Content starts

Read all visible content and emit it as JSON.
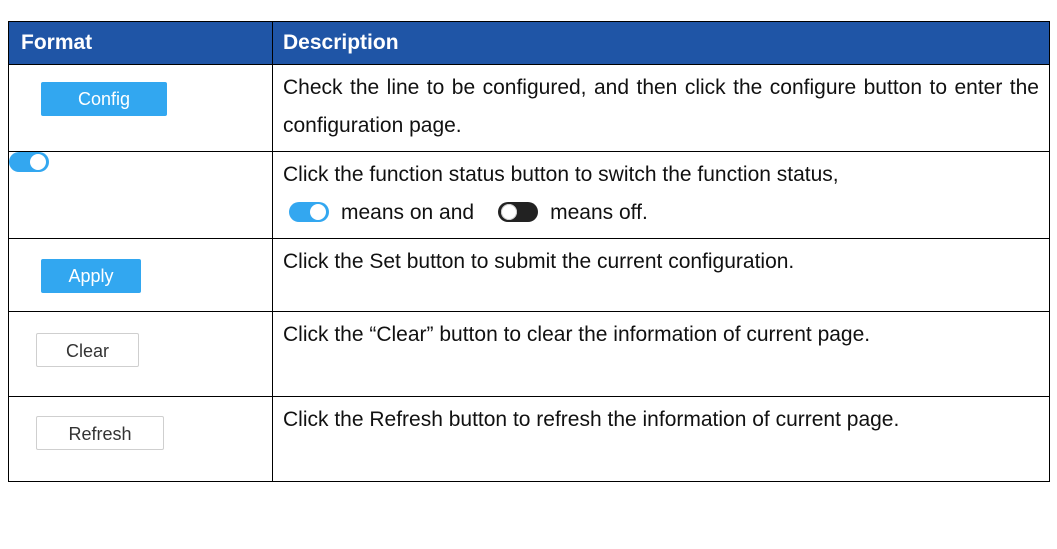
{
  "table": {
    "headers": {
      "format": "Format",
      "description": "Description"
    },
    "rows": [
      {
        "format_label": "Config",
        "description": "Check the line to be configured, and then click the configure button to enter the configuration page."
      },
      {
        "format_label": "",
        "description_line1": "Click the function status button to switch the function status,",
        "description_mid": "means on and",
        "description_end": "means off."
      },
      {
        "format_label": "Apply",
        "description": "Click the Set button to submit the current configuration."
      },
      {
        "format_label": "Clear",
        "description": "Click the “Clear” button to clear the information of current page."
      },
      {
        "format_label": "Refresh",
        "description": "Click the Refresh button to refresh the information of current page."
      }
    ]
  },
  "colors": {
    "header_bg": "#1f55a6",
    "header_text": "#ffffff",
    "button_blue": "#32a7f0",
    "toggle_on": "#33a7f0",
    "toggle_off": "#222222"
  },
  "icons": {
    "toggle_on": "toggle-on-icon",
    "toggle_off": "toggle-off-icon"
  }
}
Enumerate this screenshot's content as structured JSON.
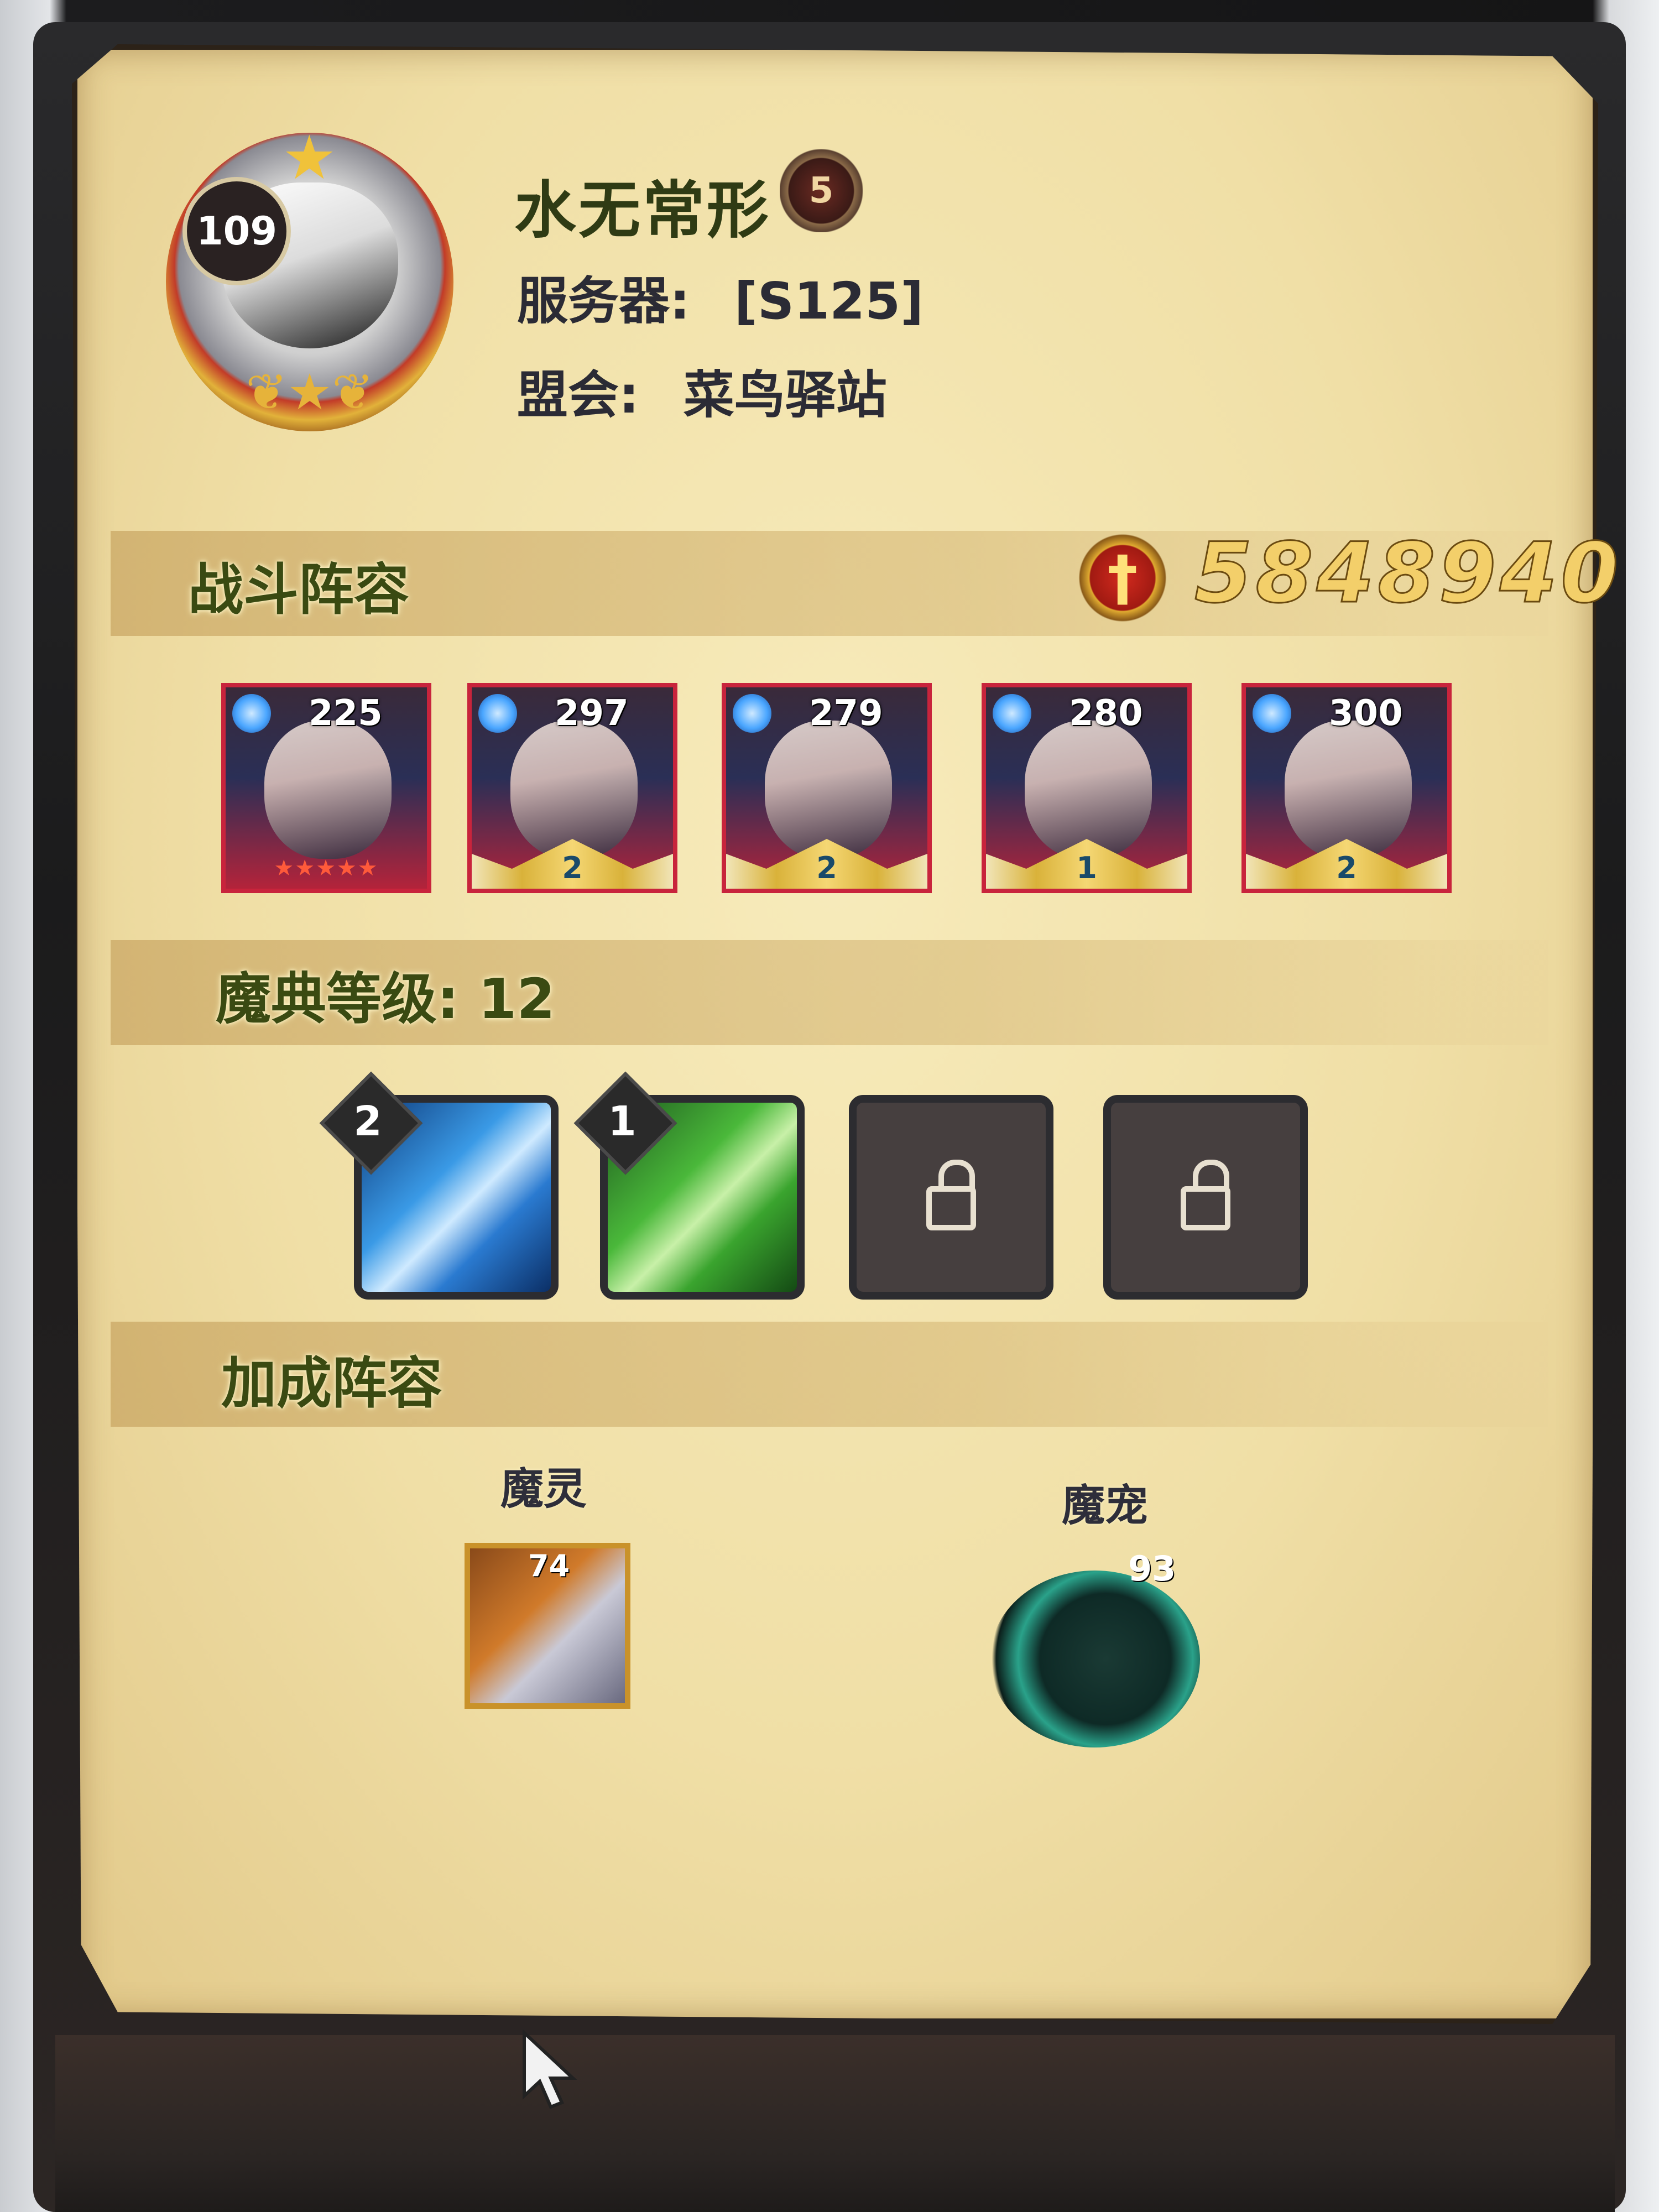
{
  "player": {
    "level": "109",
    "name": "水无常形",
    "rank_badge": "5",
    "server_label": "服务器:",
    "server_value": "[S125]",
    "guild_label": "盟会:",
    "guild_value": "菜鸟驿站"
  },
  "battle_lineup": {
    "title": "战斗阵容",
    "power": "5848940",
    "heroes": [
      {
        "level": "225",
        "star_badge": ""
      },
      {
        "level": "297",
        "star_badge": "2"
      },
      {
        "level": "279",
        "star_badge": "2"
      },
      {
        "level": "280",
        "star_badge": "1"
      },
      {
        "level": "300",
        "star_badge": "2"
      }
    ]
  },
  "grimoire": {
    "title": "魔典等级: 12",
    "slots": [
      {
        "badge": "2",
        "icon": "ice-shard-icon"
      },
      {
        "badge": "1",
        "icon": "healing-leaf-icon"
      },
      {
        "badge": "",
        "icon": "lock-icon"
      },
      {
        "badge": "",
        "icon": "lock-icon"
      }
    ]
  },
  "bonus_lineup": {
    "title": "加成阵容",
    "spirit_label": "魔灵",
    "spirit_level": "74",
    "pet_label": "魔宠",
    "pet_level": "93"
  },
  "colors": {
    "parchment": "#f0dfa6",
    "hero_frame": "#c8243c",
    "power_text": "#f3cf6a",
    "section_text": "#3a4a12"
  }
}
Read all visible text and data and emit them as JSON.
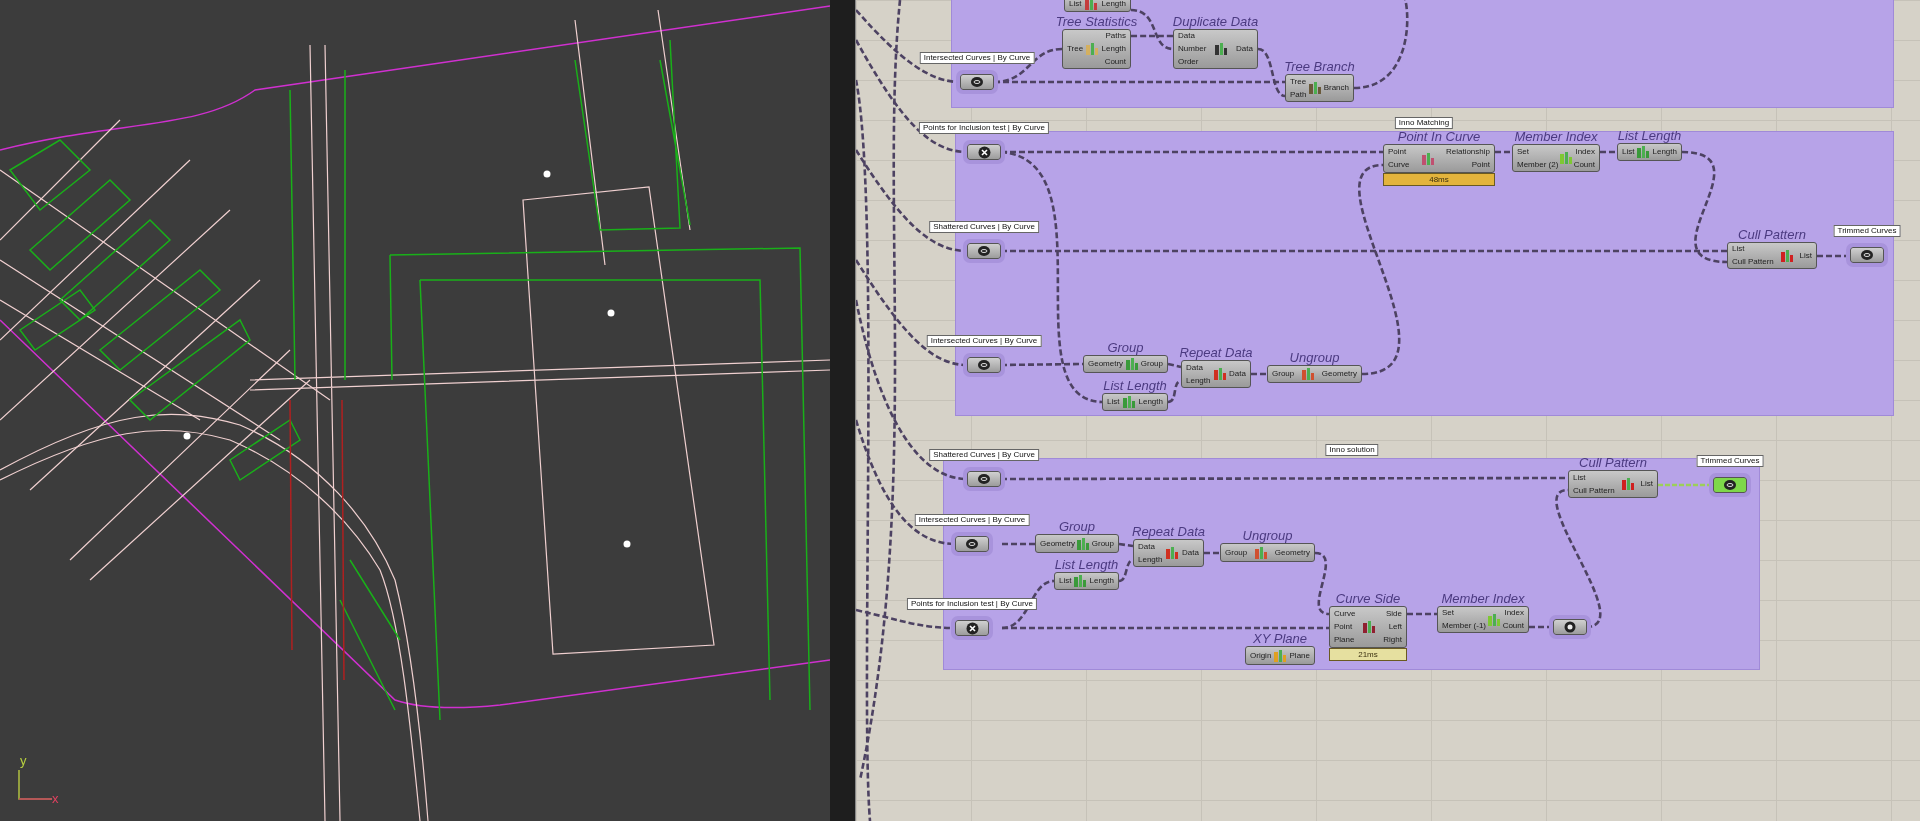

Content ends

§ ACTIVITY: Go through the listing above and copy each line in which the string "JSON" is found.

§ SOLUTION FOR THIS TASK:
Read all visible content and emit it as JSON.
Enumerate this screenshot's content as structured JSON.
Read all visible text and data and emit them as JSON.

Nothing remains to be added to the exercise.